To do
Which lines of the entries below contain the string "icon"? Copy each one.

Provided data
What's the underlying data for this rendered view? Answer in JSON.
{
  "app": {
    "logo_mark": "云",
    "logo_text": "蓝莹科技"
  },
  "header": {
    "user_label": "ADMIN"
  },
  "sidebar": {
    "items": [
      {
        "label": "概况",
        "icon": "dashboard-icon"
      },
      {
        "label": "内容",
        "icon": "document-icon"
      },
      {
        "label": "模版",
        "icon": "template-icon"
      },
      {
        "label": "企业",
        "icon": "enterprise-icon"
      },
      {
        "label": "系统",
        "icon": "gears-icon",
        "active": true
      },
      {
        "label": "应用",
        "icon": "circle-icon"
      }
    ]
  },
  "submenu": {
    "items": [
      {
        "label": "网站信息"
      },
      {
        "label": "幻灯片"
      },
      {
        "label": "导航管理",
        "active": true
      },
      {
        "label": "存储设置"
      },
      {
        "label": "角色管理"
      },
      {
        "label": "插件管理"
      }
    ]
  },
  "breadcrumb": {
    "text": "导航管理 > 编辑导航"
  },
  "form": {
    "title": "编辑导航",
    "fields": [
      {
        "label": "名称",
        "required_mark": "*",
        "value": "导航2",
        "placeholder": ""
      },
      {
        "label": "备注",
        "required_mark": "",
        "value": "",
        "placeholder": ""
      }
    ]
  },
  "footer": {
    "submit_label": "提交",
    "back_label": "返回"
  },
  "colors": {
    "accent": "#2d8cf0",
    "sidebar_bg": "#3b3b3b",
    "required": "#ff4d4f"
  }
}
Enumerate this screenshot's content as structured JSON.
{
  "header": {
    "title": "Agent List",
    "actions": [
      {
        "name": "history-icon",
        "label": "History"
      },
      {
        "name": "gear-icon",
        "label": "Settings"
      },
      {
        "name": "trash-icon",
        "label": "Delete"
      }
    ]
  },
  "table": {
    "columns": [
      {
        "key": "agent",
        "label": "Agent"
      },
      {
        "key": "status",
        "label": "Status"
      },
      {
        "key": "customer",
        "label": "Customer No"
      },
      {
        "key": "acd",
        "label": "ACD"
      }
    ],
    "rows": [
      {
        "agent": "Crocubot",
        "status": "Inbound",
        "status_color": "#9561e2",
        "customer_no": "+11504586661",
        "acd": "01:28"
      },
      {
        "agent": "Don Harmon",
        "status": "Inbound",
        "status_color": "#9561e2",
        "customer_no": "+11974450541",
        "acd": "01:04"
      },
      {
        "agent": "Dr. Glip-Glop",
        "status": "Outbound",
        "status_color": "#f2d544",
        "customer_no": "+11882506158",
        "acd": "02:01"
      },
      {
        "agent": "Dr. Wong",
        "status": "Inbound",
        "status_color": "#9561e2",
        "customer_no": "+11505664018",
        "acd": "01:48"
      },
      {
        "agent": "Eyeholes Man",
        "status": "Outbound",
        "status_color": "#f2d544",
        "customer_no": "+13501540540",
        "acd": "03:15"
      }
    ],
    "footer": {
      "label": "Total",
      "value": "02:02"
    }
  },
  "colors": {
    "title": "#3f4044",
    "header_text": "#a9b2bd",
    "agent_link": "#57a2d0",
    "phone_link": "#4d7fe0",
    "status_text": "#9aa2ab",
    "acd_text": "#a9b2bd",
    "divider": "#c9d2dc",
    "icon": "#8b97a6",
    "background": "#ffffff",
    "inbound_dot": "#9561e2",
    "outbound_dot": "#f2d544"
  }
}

Answer box
        "icon": "dashboard-icon"
        "icon": "document-icon"
        "icon": "template-icon"
        "icon": "enterprise-icon"
        "icon": "gears-icon",
        "icon": "circle-icon"
        "name": "history-icon",
        "name": "gear-icon",
        "name": "trash-icon",
    "icon": "#8b97a6",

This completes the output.